The annual State of Homebuying in Canada report noted that 56% of all purchasers were first time buyers in 2018. This dropped to 47% in 2019.
The tightening of mortgage rules which has been taking place over the last 4 years is certainly having an effect. The never ending rule changes were intended to slow home sales and prices. But like most government interventions, its had the opposite effect.
We’ve all heard the saying ‘necessary evil’ – something that we need or must have but don’t necessary like. It’s kind of like taking cough syrup that doesn’t taste so good but you know you need it to feel better.
Default mortgage insurance is a necessary evil. Without it, we wouldn’t be able to buy a home with less than a 20% down payment with low interest rates.
But what if you bought a house, paid the CMHC, Genworth or Canada Guaranty insurance… and a few years later you bought a bigger home or refinanced your mortgage for some home renos or debt consolidation?
Do you have to pay mortgage insurance again? If so, how much will this cost?
Rental vacancies are ridiculously low and demand for rental units is high… and growing!
That’s just a sampling of the opportunistic real estate investment news Ted Tsiakopoulos, CMHC’s Regional Economist for Ontario, shared recently at the Canadian Mortgage Brokers’ Association (CMBA) of Ontario annual conference.
Here are other main takeaways:
Strong 2017 economy helped ease imbalances
Sales and new home starts expected to slow
Prices to grow moderately
Eastern & Western Ontario will outperform Southern Ontario
Mortgage delinquencies remain at record lows – much lower than credit card or car loan debt
This is not a recording. CMHC is increasing their premiums for the 3rd time in 4 years. Here’s what it will look like.
Standard Premium (Current)
Standard Premium (Effective March 17, 2017)
Up to and including 65%
Up to and including 75%
Up to and including 80%
Up to and including 85%
Up to and including 90%
Up to and including 95%
90.01% to 95% – Non-Traditional Down Payment
Wondering why they need to increase the premiums? It’s not about trying to discourage homebuyers. It’s to “preserve the returns on capital”, according to Steven Mennill, SVP CMHC. Yup, the Crown corporation wants to focus on profit. (show me the money). At least they’re being honest about it. The overall amount of mortgages insured by CMHC has dropped in the past 4 years. Down from $576billion to around $512billion. So, it’s about maintaining profits while their book of business is shrinking.
Having said that, CMHC has lowered, increased and lowered their insurance premiums before. We can expect them to change and adjust again.
In case you are wondering why the overall volume is going down when house prices are going up, it’s because the Fed govt has changed the mortgage rules so that it becomes more difficult to qualify for a mortgage. Therefore, the amount of mortgages CMHC can insure is going down.
Now for some good news..
The overall cost to your mortgage is minimal. Oh yeah, one more thing…without CMHC, we would all be digging deeper into our pockets to come up with 20% or 25% down, like the old days.
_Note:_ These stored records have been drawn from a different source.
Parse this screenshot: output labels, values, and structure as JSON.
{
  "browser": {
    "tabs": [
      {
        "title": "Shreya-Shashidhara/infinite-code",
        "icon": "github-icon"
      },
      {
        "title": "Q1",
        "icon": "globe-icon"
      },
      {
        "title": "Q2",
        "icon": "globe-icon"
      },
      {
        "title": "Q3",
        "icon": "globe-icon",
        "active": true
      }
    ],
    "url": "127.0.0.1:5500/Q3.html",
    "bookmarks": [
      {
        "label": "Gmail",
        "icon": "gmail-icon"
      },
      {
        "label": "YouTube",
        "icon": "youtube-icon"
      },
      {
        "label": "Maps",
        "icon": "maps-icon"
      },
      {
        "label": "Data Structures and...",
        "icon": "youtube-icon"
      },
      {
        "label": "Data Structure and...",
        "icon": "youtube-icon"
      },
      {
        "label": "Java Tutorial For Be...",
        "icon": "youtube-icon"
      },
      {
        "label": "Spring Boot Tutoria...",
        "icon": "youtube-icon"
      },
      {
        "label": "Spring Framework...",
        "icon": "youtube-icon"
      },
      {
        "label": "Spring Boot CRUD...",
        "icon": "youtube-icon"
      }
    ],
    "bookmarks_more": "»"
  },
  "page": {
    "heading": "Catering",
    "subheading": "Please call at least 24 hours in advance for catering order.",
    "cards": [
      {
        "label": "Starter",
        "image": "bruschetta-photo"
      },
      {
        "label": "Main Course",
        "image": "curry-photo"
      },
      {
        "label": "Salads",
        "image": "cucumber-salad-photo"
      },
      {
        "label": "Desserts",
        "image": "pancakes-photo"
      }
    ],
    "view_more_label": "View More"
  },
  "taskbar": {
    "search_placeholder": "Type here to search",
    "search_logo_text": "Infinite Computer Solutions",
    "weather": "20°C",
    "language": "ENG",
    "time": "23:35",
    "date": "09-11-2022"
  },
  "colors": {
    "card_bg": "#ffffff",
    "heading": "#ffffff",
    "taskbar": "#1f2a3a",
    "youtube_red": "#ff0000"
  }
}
And while some may think that is how it should be, those days are long gone. First time homebuyers don’t have $100k, or $200k sitting around to buy a home. They need help.. And what’s wrong with helping our youth that are ambitious enough to want to own a home?
CMHC is a necessary evil.
Your best interest is my only interest. I reply to all questions and I welcome your comments. Like this article? Share with a friend.
CMHC’s economists have 3 categories of measurement that are of concern. Overheating, Price acceleration and Overvaluation.
VANCOUVER AND TORONTO
The Vancouver market had already been identified by CMHC as having moderate Overheating and Price Acceleration and Strong Overvaluation. Toronto now has the same issues with the same Overall Assessment of Strong evidence of problematic conditions.